If that pushed me into melancholy, what followed two days later came as a very pleasant surprise and quickly changed my mood.
A friend called me up to say that she had met an old friend from my working days and mentioned a name that I simply could not remember. I requested her to send me the telephone number so that I could speak to him to place him in the proper framework.
When the phone number came it showed a DP that was vaguely familiar but, the current looks of the man could hardly be the same as it was more than three decades ago. I rang him up and straight away apologised for not being able to place him, blaming my advancing years and fading memory for the lapse. He was understanding and explained how and where we had met and what all happened due to that meeting and a few others.
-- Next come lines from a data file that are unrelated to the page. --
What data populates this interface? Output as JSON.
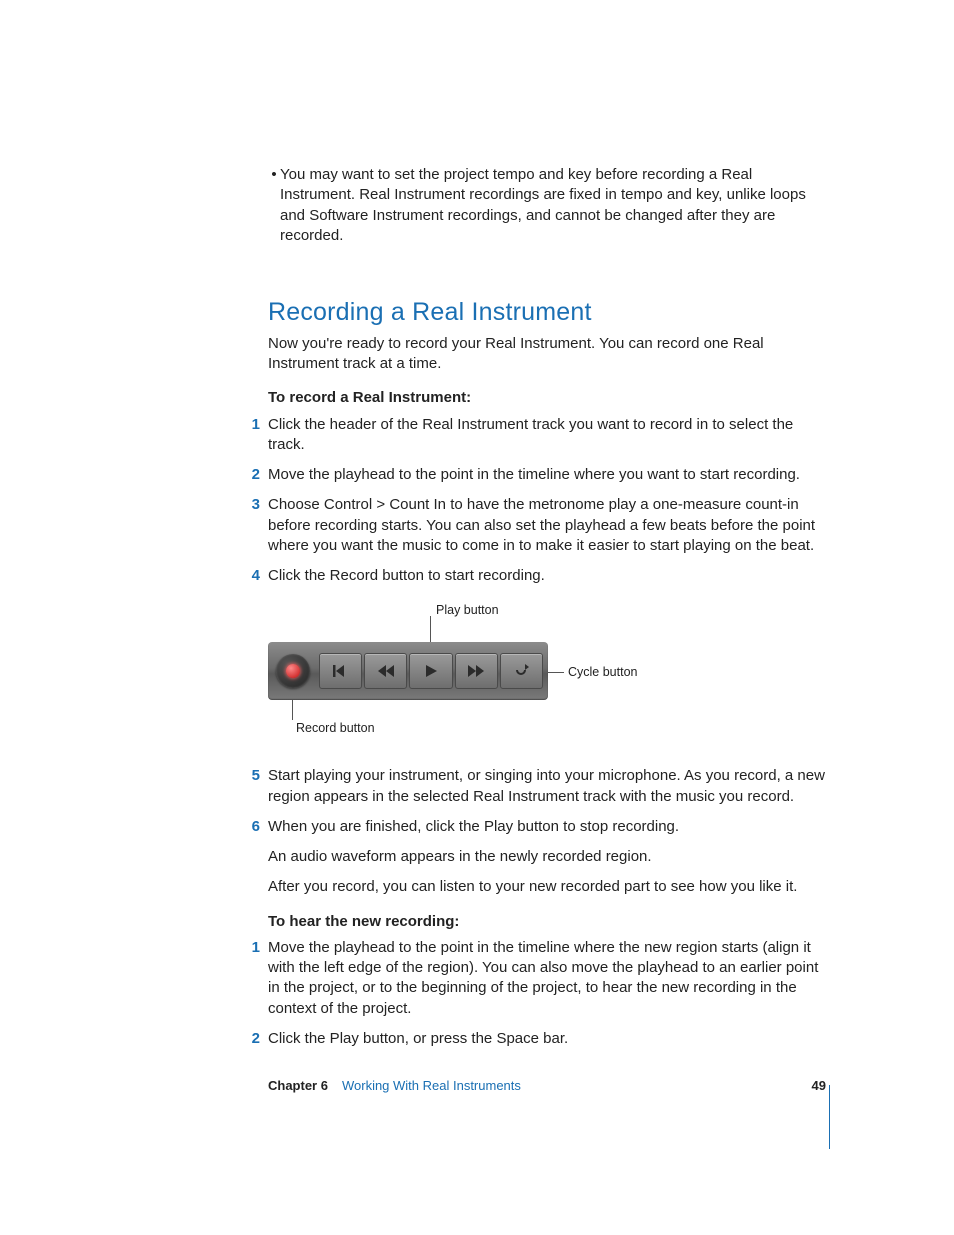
{
  "intro_bullet": "You may want to set the project tempo and key before recording a Real Instrument. Real Instrument recordings are fixed in tempo and key, unlike loops and Software Instrument recordings, and cannot be changed after they are recorded.",
  "heading": "Recording a Real Instrument",
  "heading_intro": "Now you're ready to record your Real Instrument. You can record one Real Instrument track at a time.",
  "subhead1": "To record a Real Instrument:",
  "steps1": [
    "Click the header of the Real Instrument track you want to record in to select the track.",
    "Move the playhead to the point in the timeline where you want to start recording.",
    "Choose Control > Count In to have the metronome play a one-measure count-in before recording starts. You can also set the playhead a few beats before the point where you want the music to come in to make it easier to start playing on the beat.",
    "Click the Record button to start recording."
  ],
  "callouts": {
    "play": "Play button",
    "cycle": "Cycle button",
    "record": "Record button"
  },
  "step5": "Start playing your instrument, or singing into your microphone. As you record, a new region appears in the selected Real Instrument track with the music you record.",
  "step6_a": "When you are finished, click the Play button to stop recording.",
  "step6_b": "An audio waveform appears in the newly recorded region.",
  "step6_c": "After you record, you can listen to your new recorded part to see how you like it.",
  "subhead2": "To hear the new recording:",
  "steps2": [
    "Move the playhead to the point in the timeline where the new region starts (align it with the left edge of the region). You can also move the playhead to an earlier point in the project, or to the beginning of the project, to hear the new recording in the context of the project.",
    "Click the Play button, or press the Space bar."
  ],
  "footer": {
    "chapter": "Chapter 6",
    "title": "Working With Real Instruments",
    "page": "49"
  }
}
That discussion took me back to a time when I was in the midst of some exciting corporate activities and took me on a nostalgia trip. Just the medicine needed perhaps to get over the melancholia that the earlier news had given me.
Then to top it all, my daughter in law’s weekly day off meant having lunch together with her and my son, an increasingly rare occurrence as, even on such off days, something or the other comes up and I either end up eating lunch alone or with my son as companion. The icing on the cake was some fantastic food followed by baclava and my favourite flavour of ice cream.
Three different kinds of days in one week with different outcomes to my mood. Rather unusual for me. Somewhat like a see-saw!
I have known KS and his younger brother DS since my school days.
KS is a year older than I am. He worked in many jobs after schooling and brought up two sons to the best of his ability. The elder son Surya, did extremely well in his studies got scholarships and graduated from one of India’s top IITs with a B.Tech degree and like many of his contemporaries emigrated to the USA where he has flourished. The younger son Chander was able to graduate in humanities and got into the Civil Service with a Chennai posting where he has provided a home and care for his father since the death of his mother ten years ago.
DS on the other hand, failed to get through his matriculations examinations despite three attempts and became a seaman in the Merchant Marine and disappeared from India after a big showdown with his father who had scolded him for not studying enough. His parents and KS gave up all hopes of ever seeing him again some fifty years ago.
I received a phone call from KS yesterday to relate to me the following story.
DS landed up in Chennai some days ago and after much searching using all possible resources was able to locate KS and called on him two days ago. It was a grand reunion with much emotional scenes and reminiscences which went on for a few hours. It turned out that DS had settled down in Europe after getting married to a European and is now a citizen there. He has apparently established himself well with his in-laws and now manages their family business.
Chander hurried home from his office after a phone call from his father about the visit of DS and met his uncle for the first time. It was soon time enough for DS to depart and before he did, he told KS “You are very lucky. I wish that my son was like yours.”
Chander overheard this and became very emotional and at the door as DS was leaving hugged DS and was in tears. DS consoled him and asked him why he was crying. On Chander telling him that he was crying because he was overwhelmed by the praise he received from DS about wanting his son to be like him, DS without thinking said, “I was talking about Surya who has done so well in the USA” and left.
Naturally, Chander was inconsolable with the snub. It took many hours of comforting from KS and Chander’s wife before he could be pacified.
KS wanted to share his own angst and called me to vent on.
I too was and continue to be amazed at the thoughtless comment made by DS. Had I been in his shoes, even if I had originally meant the comment about Surya, I would have used the opportunity to praise Chander for looking after his father in the latter’s old age etc. I suppose that such thoughtfulness does not come easily to people who have been away from the family for decades.
What would have been your response had you been in DS’s shoes?